For both commie-phile and Chicago-phile, Red Chicago: American Communism at its Grassroots 1928-1935 is utterly absorbing. 
Some contemporary writing on socialism worth reading: John Nichols’ The “S” Word: A Short History of an American Tradition…Socialism; Michael A Lebowitz’s The Socialist Alternative: Real Human Development; and Marshall Berman’s still amusing and enlightening (published 1999) Adventures in Marxism.

I’m fascinated by the ordinary people who were drawn to these movements, and there’s rich documentation of their lives and motives in hundreds of biographies and memoirs.  Like the Holocaust memoir, this is a genre that will sadly come to an end when the last live witnesses pass.  Who will write those histories after the eyewitnesses are gone?  

There are lots of superb life stories of Left heroes and heroines but here are a few suggestions:

Red Diapers: Growing up in the Communist Left, an edited collection by and about a couple dozen red diaper babies;
Tony Michels’ A Fire in Their Hearts: Yiddish Socialists in New York;
Mickey Friedman’s A Red Family: Junius, Gladys & Barbara Scales;
Jessica Mitford’s engrossing A Fine Old Conflict (which does double anglophile-interest duty); Dorothy Gallagher’s poignant How I Came Into My Inheritance & Other True Stories;
The Autobiography of W.E.B. DuBois, (he became a communist at age 93);
and Subversive Southerner: Anne Braden and the Struggle for Racial Justice in the Cold WarSouth which features one of the bravest women I’ve ever encountered in a book.

On the literary front, I plan to re-read an excellent little paperback called New Masses: An Anthology of the Rebel Thirties, published in 1974 by Seven Seas Books, which no longer exists, in the German Democratic Republic, which no longer exists.  It's an homage to a kind of Left cultural expression that also no longer exists.
Finally, just for fun: There’s been a mini-boom in interest in Soviet children’s books- more for the art and illustrations that for the content.  One of my favorites is Evgeny Steiner’s Stories for Little Comrades: Revolutionary Artists and the Making of Early Soviet Children’s Books. 
On that note…..

If you’ve hurt someone for no reason
Let the calendar turn that page
Let’s move on to new adventures, my friends!
Hey engineer, get up some steam!

-Galina & Olga Chichagov/ How People Travel (Moscow, 1925)


  1. Awesome, John.
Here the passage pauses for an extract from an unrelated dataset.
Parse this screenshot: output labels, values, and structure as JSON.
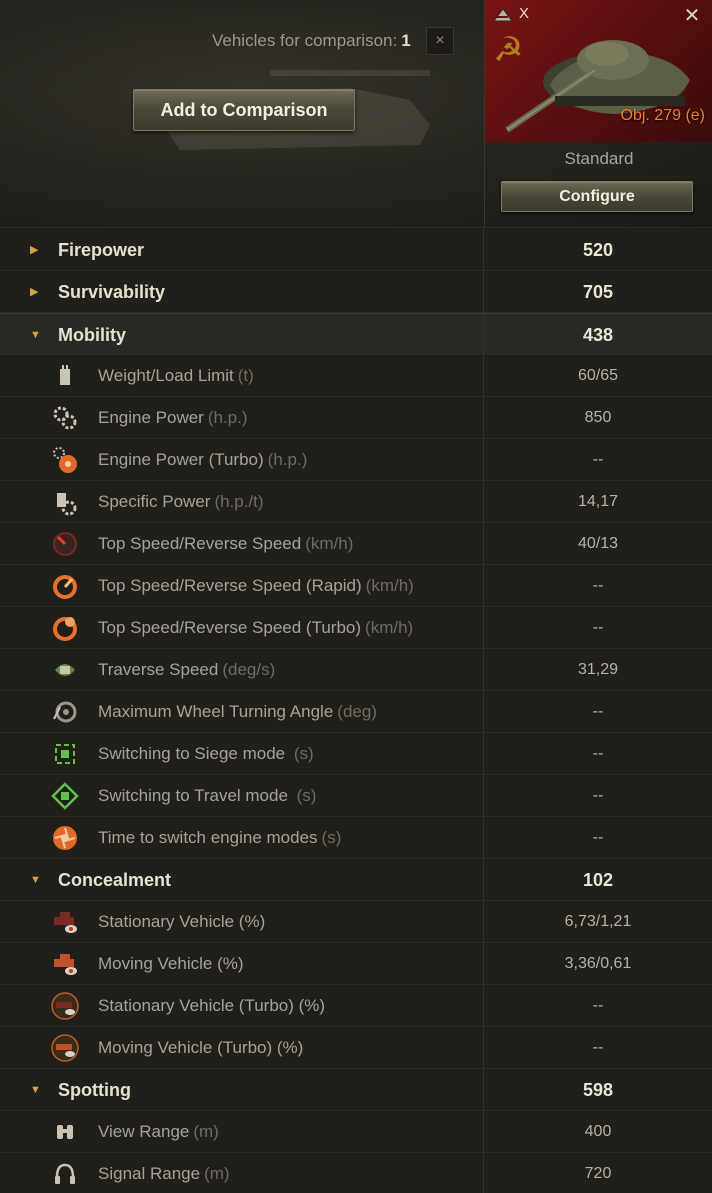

One to add: Jodi Dean's The Communist Horizon, from Verso. One of my favorite reads of last year, and totally hopeful.



  2. What a beautifully written piece! The point about the narrowness of our politics is undeniably true. Also, the observation about utopia. The word "dystopia" has lost all meaning. I recently read some jacket copy that described a book as "a dystopian romp."

    I admire the way the argument builds and then ends with "So you see what simple home bookcase reorganization can do for you?" followed by the bibliography. Brilliant! More please.

  3. I forgot to mention the book I wanted to add: "One Dimensional Man" by Herbert Marcuse.